Additional background checks were completed and three finalists including Curtice, Stacy Houser, current superintendent in Aguillar and Tony O'Brien, current superintendent in Newcastle, OK were interviewed by a committee including the Board, community members, teachers, staff and students. [cached]

Dr. Stacy Houser
Superintendent of Schools, Montezuma-Cortez School District Dr. Stacy Houser came to Montezuma-Cortez School District RE-1 as superintendent in July of 2005. His prior work experiences include being a language and cultural center director/missionary in South Africa; a patrolman with the Dallas Police Department; a youth camp administrator; a university administrator with Baylor University; and coach, principal, assistant superintendent in the Crockett Independent School District. He received his Bachelor of Art degree from Baylor University; his Master of Art in educational leadership from Stephen F. Austin State University; his Doctorate of Ministry from Austin Presbyterian Seminary; and graduate-level coursework at Texas A&M University. Dr. Houser grew up in Kenya, east Africa, where his parents were missionaries for 30 years. He speaks Swahili, Tswana, and Sotho. He taught Swahili at Baylor University in the Modern Foreign Languages Department. His father retired from missionary service and continues the Swahili program at Baylor. Throughout the past year, Dr. Houser has been a critical member of the Pueblo Community College / San Juan Basin Technical College Merger Steering Committee.

Similar Profiles

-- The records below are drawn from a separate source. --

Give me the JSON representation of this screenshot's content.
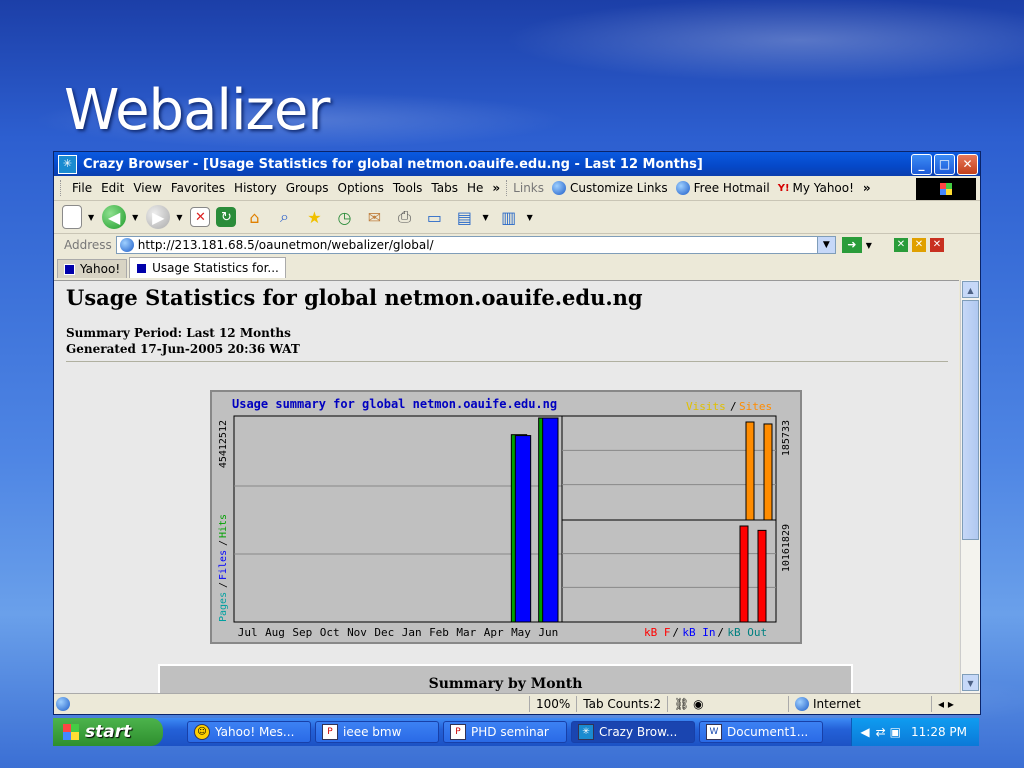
{
  "slide": {
    "title": "Webalizer"
  },
  "window": {
    "title": "Crazy Browser - [Usage Statistics for global netmon.oauife.edu.ng - Last 12 Months]",
    "controls": {
      "minimize": "_",
      "maximize": "□",
      "close": "✕"
    }
  },
  "menu": {
    "items": [
      "File",
      "Edit",
      "View",
      "Favorites",
      "History",
      "Groups",
      "Options",
      "Tools",
      "Tabs",
      "He"
    ],
    "more": "»",
    "links_label": "Links",
    "links": [
      "Customize Links",
      "Free Hotmail",
      "My Yahoo!"
    ],
    "links_more": "»"
  },
  "address": {
    "label": "Address",
    "url": "http://213.181.68.5/oaunetmon/webalizer/global/"
  },
  "tabs": [
    {
      "label": "Yahoo!",
      "active": false
    },
    {
      "label": "Usage Statistics for...",
      "active": true
    }
  ],
  "page": {
    "heading": "Usage Statistics for global netmon.oauife.edu.ng",
    "summary_period": "Summary Period: Last 12 Months",
    "generated": "Generated 17-Jun-2005 20:36 WAT",
    "month_summary_title": "Summary by Month"
  },
  "chart_data": {
    "type": "bar",
    "title": "Usage summary for global netmon.oauife.edu.ng",
    "categories": [
      "Jul",
      "Aug",
      "Sep",
      "Oct",
      "Nov",
      "Dec",
      "Jan",
      "Feb",
      "Mar",
      "Apr",
      "May",
      "Jun"
    ],
    "left_panel": {
      "ymax_label": "45412512",
      "ymax": 45412512,
      "legend": [
        "Pages",
        "Files",
        "Hits"
      ],
      "series": [
        {
          "name": "Hits",
          "color": "#00a000",
          "values": [
            0,
            0,
            0,
            0,
            0,
            0,
            0,
            0,
            0,
            0,
            41700000,
            45412512
          ]
        },
        {
          "name": "Files",
          "color": "#0000ff",
          "values": [
            0,
            0,
            0,
            0,
            0,
            0,
            0,
            0,
            0,
            0,
            41500000,
            45412512
          ]
        }
      ]
    },
    "right_top_panel": {
      "ymax_label": "185733",
      "ymax": 185733,
      "legend": [
        "Visits",
        "Sites"
      ],
      "series": [
        {
          "name": "Visits",
          "color": "#ff8c00",
          "values": [
            185733,
            182000
          ]
        }
      ]
    },
    "right_bottom_panel": {
      "ymax_label": "10161829",
      "ymax": 10161829,
      "legend": [
        "kB F",
        "kB In",
        "kB Out"
      ],
      "series": [
        {
          "name": "kB F",
          "color": "#ff0000",
          "values": [
            10161829,
            9700000
          ]
        }
      ]
    },
    "colors": {
      "visits": "#e0c000",
      "sites": "#ff8c00",
      "pages": "#00a0a0",
      "files": "#0000ff",
      "hits": "#00a000",
      "kbf": "#ff0000",
      "kbin": "#0000ff",
      "kbout": "#008080",
      "title": "#0000c0"
    }
  },
  "status": {
    "zoom": "100%",
    "tab_counts": "Tab Counts:2",
    "zone": "Internet",
    "nav": "◂ ▸"
  },
  "taskbar": {
    "start": "start",
    "tasks": [
      {
        "label": "Yahoo! Mes...",
        "icon": "yahoo-messenger-icon",
        "active": false
      },
      {
        "label": "ieee bmw",
        "icon": "powerpoint-icon",
        "active": false
      },
      {
        "label": "PHD seminar",
        "icon": "powerpoint-icon",
        "active": false
      },
      {
        "label": "Crazy Brow...",
        "icon": "crazy-browser-icon",
        "active": true
      },
      {
        "label": "Document1...",
        "icon": "word-icon",
        "active": false
      }
    ],
    "clock": "11:28 PM"
  }
}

Browse ZoomInfo's Business
Contact Directory by City


Browse ZoomInfo's
Business People Directory


Browse ZoomInfo's
Advanced Company Directory